**What is expected:** Give all of the records again. Match them exactly.

>>>

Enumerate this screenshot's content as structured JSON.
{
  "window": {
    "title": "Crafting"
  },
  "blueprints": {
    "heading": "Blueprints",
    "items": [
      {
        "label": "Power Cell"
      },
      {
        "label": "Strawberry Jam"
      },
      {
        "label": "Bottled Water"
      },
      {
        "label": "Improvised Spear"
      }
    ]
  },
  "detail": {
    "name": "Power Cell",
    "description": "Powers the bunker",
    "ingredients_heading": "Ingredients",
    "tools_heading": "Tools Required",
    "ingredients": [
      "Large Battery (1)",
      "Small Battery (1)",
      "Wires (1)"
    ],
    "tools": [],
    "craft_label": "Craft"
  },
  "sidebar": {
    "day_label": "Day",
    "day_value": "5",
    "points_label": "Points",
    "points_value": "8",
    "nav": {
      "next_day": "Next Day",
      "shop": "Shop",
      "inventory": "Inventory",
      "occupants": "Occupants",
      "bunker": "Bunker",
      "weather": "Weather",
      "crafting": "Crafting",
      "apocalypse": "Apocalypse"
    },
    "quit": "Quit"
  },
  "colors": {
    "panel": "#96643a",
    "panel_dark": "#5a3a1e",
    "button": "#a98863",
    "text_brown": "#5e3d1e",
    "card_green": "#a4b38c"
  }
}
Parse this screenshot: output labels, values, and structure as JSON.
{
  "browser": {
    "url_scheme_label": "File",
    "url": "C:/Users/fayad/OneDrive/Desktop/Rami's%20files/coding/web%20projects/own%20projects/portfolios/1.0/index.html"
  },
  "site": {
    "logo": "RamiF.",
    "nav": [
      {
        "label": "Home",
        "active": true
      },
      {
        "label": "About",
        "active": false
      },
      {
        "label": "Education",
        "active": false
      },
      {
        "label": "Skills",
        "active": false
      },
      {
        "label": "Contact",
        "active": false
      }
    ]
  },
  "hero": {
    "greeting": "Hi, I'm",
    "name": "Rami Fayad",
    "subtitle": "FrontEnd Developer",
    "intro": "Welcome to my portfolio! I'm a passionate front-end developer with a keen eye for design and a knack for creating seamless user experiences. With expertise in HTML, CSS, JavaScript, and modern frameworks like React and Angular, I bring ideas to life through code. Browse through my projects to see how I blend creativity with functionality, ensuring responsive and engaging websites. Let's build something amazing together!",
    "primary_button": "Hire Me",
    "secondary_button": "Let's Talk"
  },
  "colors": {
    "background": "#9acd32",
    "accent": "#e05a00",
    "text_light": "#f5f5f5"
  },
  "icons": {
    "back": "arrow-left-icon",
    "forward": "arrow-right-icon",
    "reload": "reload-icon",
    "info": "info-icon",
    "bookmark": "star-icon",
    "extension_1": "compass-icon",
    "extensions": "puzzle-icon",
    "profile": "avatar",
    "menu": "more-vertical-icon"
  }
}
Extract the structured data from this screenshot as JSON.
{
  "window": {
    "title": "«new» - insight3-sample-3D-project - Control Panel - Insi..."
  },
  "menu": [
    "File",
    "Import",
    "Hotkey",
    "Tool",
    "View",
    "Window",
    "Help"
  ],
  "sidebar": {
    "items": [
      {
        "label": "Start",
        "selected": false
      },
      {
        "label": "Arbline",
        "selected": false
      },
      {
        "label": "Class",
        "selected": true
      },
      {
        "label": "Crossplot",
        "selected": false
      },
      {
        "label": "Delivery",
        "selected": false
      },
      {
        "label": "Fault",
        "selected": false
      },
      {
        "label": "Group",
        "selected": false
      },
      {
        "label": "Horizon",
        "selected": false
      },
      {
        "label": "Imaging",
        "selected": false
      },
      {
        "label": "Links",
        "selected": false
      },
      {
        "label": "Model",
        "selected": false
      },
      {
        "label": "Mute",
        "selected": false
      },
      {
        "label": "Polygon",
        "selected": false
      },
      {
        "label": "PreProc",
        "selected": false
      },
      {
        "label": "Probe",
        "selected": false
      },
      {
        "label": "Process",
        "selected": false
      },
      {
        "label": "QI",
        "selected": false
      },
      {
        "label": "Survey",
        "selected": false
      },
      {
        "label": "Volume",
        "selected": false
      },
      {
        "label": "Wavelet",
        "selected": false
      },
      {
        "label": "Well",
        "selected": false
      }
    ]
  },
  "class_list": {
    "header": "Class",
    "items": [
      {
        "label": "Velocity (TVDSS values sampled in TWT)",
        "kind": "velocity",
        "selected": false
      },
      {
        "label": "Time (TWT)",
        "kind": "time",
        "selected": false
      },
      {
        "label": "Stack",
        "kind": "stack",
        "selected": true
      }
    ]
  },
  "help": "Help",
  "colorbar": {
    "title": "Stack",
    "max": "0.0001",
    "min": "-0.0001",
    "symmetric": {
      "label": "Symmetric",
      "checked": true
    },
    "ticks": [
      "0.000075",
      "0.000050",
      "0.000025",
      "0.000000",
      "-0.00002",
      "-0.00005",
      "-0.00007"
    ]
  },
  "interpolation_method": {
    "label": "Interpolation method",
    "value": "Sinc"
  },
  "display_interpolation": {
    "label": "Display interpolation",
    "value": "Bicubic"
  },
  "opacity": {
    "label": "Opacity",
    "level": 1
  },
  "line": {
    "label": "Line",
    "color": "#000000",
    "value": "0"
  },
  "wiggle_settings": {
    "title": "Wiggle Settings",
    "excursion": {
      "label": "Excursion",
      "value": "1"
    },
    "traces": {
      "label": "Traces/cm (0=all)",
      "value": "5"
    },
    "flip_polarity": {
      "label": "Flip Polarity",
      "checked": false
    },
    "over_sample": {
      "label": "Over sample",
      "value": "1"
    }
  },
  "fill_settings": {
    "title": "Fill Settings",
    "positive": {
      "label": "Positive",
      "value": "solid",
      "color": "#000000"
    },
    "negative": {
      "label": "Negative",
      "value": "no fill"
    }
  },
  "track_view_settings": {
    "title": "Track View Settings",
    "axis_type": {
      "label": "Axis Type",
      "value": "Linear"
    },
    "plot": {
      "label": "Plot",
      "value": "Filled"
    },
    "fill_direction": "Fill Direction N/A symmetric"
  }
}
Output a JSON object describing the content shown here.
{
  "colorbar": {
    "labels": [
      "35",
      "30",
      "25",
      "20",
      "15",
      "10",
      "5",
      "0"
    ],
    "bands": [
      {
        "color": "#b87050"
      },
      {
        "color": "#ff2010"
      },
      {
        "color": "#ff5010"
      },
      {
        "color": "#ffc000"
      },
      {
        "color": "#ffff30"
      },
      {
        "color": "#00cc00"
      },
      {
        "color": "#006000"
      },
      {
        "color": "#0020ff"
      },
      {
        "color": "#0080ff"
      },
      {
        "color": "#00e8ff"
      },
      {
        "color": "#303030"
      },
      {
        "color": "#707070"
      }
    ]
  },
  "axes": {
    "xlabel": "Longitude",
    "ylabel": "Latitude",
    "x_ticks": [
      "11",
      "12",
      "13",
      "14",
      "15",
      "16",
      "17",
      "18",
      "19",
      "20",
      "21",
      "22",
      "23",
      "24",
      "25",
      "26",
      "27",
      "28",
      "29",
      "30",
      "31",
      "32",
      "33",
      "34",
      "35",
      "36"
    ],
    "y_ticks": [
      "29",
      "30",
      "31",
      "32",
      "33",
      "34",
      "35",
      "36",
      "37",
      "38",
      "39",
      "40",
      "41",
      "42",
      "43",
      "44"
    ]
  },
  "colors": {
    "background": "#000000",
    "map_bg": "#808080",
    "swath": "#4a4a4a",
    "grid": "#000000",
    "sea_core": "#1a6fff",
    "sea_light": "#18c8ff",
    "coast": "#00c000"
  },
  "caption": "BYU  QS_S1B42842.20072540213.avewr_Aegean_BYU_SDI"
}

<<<

**Result for this exercise:**
Enumerate this screenshot's content as structured JSON.
{
  "window": {
    "title": "Crafting"
  },
  "blueprints": {
    "heading": "Blueprints",
    "items": [
      {
        "label": "Power Cell"
      },
      {
        "label": "Strawberry Jam"
      },
      {
        "label": "Bottled Water"
      },
      {
        "label": "Improvised Spear"
      }
    ]
  },
  "detail": {
    "name": "Power Cell",
    "description": "Powers the bunker",
    "ingredients_heading": "Ingredients",
    "tools_heading": "Tools Required",
    "ingredients": [
      "Large Battery (1)",
      "Small Battery (1)",
      "Wires (1)"
    ],
    "tools": [],
    "craft_label": "Craft"
  },
  "sidebar": {
    "day_label": "Day",
    "day_value": "5",
    "points_label": "Points",
    "points_value": "8",
    "nav": {
      "next_day": "Next Day",
      "shop": "Shop",
      "inventory": "Inventory",
      "occupants": "Occupants",
      "bunker": "Bunker",
      "weather": "Weather",
      "crafting": "Crafting",
      "apocalypse": "Apocalypse"
    },
    "quit": "Quit"
  },
  "colors": {
    "panel": "#96643a",
    "panel_dark": "#5a3a1e",
    "button": "#a98863",
    "text_brown": "#5e3d1e",
    "card_green": "#a4b38c"
  }
}
Parse this screenshot: output labels, values, and structure as JSON.
{
  "browser": {
    "url_scheme_label": "File",
    "url": "C:/Users/fayad/OneDrive/Desktop/Rami's%20files/coding/web%20projects/own%20projects/portfolios/1.0/index.html"
  },
  "site": {
    "logo": "RamiF.",
    "nav": [
      {
        "label": "Home",
        "active": true
      },
      {
        "label": "About",
        "active": false
      },
      {
        "label": "Education",
        "active": false
      },
      {
        "label": "Skills",
        "active": false
      },
      {
        "label": "Contact",
        "active": false
      }
    ]
  },
  "hero": {
    "greeting": "Hi, I'm",
    "name": "Rami Fayad",
    "subtitle": "FrontEnd Developer",
    "intro": "Welcome to my portfolio! I'm a passionate front-end developer with a keen eye for design and a knack for creating seamless user experiences. With expertise in HTML, CSS, JavaScript, and modern frameworks like React and Angular, I bring ideas to life through code. Browse through my projects to see how I blend creativity with functionality, ensuring responsive and engaging websites. Let's build something amazing together!",
    "primary_button": "Hire Me",
    "secondary_button": "Let's Talk"
  },
  "colors": {
    "background": "#9acd32",
    "accent": "#e05a00",
    "text_light": "#f5f5f5"
  },
  "icons": {
    "back": "arrow-left-icon",
    "forward": "arrow-right-icon",
    "reload": "reload-icon",
    "info": "info-icon",
    "bookmark": "star-icon",
    "extension_1": "compass-icon",
    "extensions": "puzzle-icon",
    "profile": "avatar",
    "menu": "more-vertical-icon"
  }
}
Extract the structured data from this screenshot as JSON.
{
  "window": {
    "title": "«new» - insight3-sample-3D-project - Control Panel - Insi..."
  },
  "menu": [
    "File",
    "Import",
    "Hotkey",
    "Tool",
    "View",
    "Window",
    "Help"
  ],
  "sidebar": {
    "items": [
      {
        "label": "Start",
        "selected": false
      },
      {
        "label": "Arbline",
        "selected": false
      },
      {
        "label": "Class",
        "selected": true
      },
      {
        "label": "Crossplot",
        "selected": false
      },
      {
        "label": "Delivery",
        "selected": false
      },
      {
        "label": "Fault",
        "selected": false
      },
      {
        "label": "Group",
        "selected": false
      },
      {
        "label": "Horizon",
        "selected": false
      },
      {
        "label": "Imaging",
        "selected": false
      },
      {
        "label": "Links",
        "selected": false
      },
      {
        "label": "Model",
        "selected": false
      },
      {
        "label": "Mute",
        "selected": false
      },
      {
        "label": "Polygon",
        "selected": false
      },
      {
        "label": "PreProc",
        "selected": false
      },
      {
        "label": "Probe",
        "selected": false
      },
      {
        "label": "Process",
        "selected": false
      },
      {
        "label": "QI",
        "selected": false
      },
      {
        "label": "Survey",
        "selected": false
      },
      {
        "label": "Volume",
        "selected": false
      },
      {
        "label": "Wavelet",
        "selected": false
      },
      {
        "label": "Well",
        "selected": false
      }
    ]
  },
  "class_list": {
    "header": "Class",
    "items": [
      {
        "label": "Velocity (TVDSS values sampled in TWT)",
        "kind": "velocity",
        "selected": false
      },
      {
        "label": "Time (TWT)",
        "kind": "time",
        "selected": false
      },
      {
        "label": "Stack",
        "kind": "stack",
        "selected": true
      }
    ]
  },
  "help": "Help",
  "colorbar": {
    "title": "Stack",
    "max": "0.0001",
    "min": "-0.0001",
    "symmetric": {
      "label": "Symmetric",
      "checked": true
    },
    "ticks": [
      "0.000075",
      "0.000050",
      "0.000025",
      "0.000000",
      "-0.00002",
      "-0.00005",
      "-0.00007"
    ]
  },
  "interpolation_method": {
    "label": "Interpolation method",
    "value": "Sinc"
  },
  "display_interpolation": {
    "label": "Display interpolation",
    "value": "Bicubic"
  },
  "opacity": {
    "label": "Opacity",
    "level": 1
  },
  "line": {
    "label": "Line",
    "color": "#000000",
    "value": "0"
  },
  "wiggle_settings": {
    "title": "Wiggle Settings",
    "excursion": {
      "label": "Excursion",
      "value": "1"
    },
    "traces": {
      "label": "Traces/cm (0=all)",
      "value": "5"
    },
    "flip_polarity": {
      "label": "Flip Polarity",
      "checked": false
    },
    "over_sample": {
      "label": "Over sample",
      "value": "1"
    }
  },
  "fill_settings": {
    "title": "Fill Settings",
    "positive": {
      "label": "Positive",
      "value": "solid",
      "color": "#000000"
    },
    "negative": {
      "label": "Negative",
      "value": "no fill"
    }
  },
  "track_view_settings": {
    "title": "Track View Settings",
    "axis_type": {
      "label": "Axis Type",
      "value": "Linear"
    },
    "plot": {
      "label": "Plot",
      "value": "Filled"
    },
    "fill_direction": "Fill Direction N/A symmetric"
  }
}
Output a JSON object describing the content shown here.
{
  "colorbar": {
    "labels": [
      "35",
      "30",
      "25",
      "20",
      "15",
      "10",
      "5",
      "0"
    ],
    "bands": [
      {
        "color": "#b87050"
      },
      {
        "color": "#ff2010"
      },
      {
        "color": "#ff5010"
      },
      {
        "color": "#ffc000"
      },
      {
        "color": "#ffff30"
      },
      {
        "color": "#00cc00"
      },
      {
        "color": "#006000"
      },
      {
        "color": "#0020ff"
      },
      {
        "color": "#0080ff"
      },
      {
        "color": "#00e8ff"
      },
      {
        "color": "#303030"
      },
      {
        "color": "#707070"
      }
    ]
  },
  "axes": {
    "xlabel": "Longitude",
    "ylabel": "Latitude",
    "x_ticks": [
      "11",
      "12",
      "13",
      "14",
      "15",
      "16",
      "17",
      "18",
      "19",
      "20",
      "21",
      "22",
      "23",
      "24",
      "25",
      "26",
      "27",
      "28",
      "29",
      "30",
      "31",
      "32",
      "33",
      "34",
      "35",
      "36"
    ],
    "y_ticks": [
      "29",
      "30",
      "31",
      "32",
      "33",
      "34",
      "35",
      "36",
      "37",
      "38",
      "39",
      "40",
      "41",
      "42",
      "43",
      "44"
    ]
  },
  "colors": {
    "background": "#000000",
    "map_bg": "#808080",
    "swath": "#4a4a4a",
    "grid": "#000000",
    "sea_core": "#1a6fff",
    "sea_light": "#18c8ff",
    "coast": "#00c000"
  },
  "caption": "BYU  QS_S1B42842.20072540213.avewr_Aegean_BYU_SDI"
}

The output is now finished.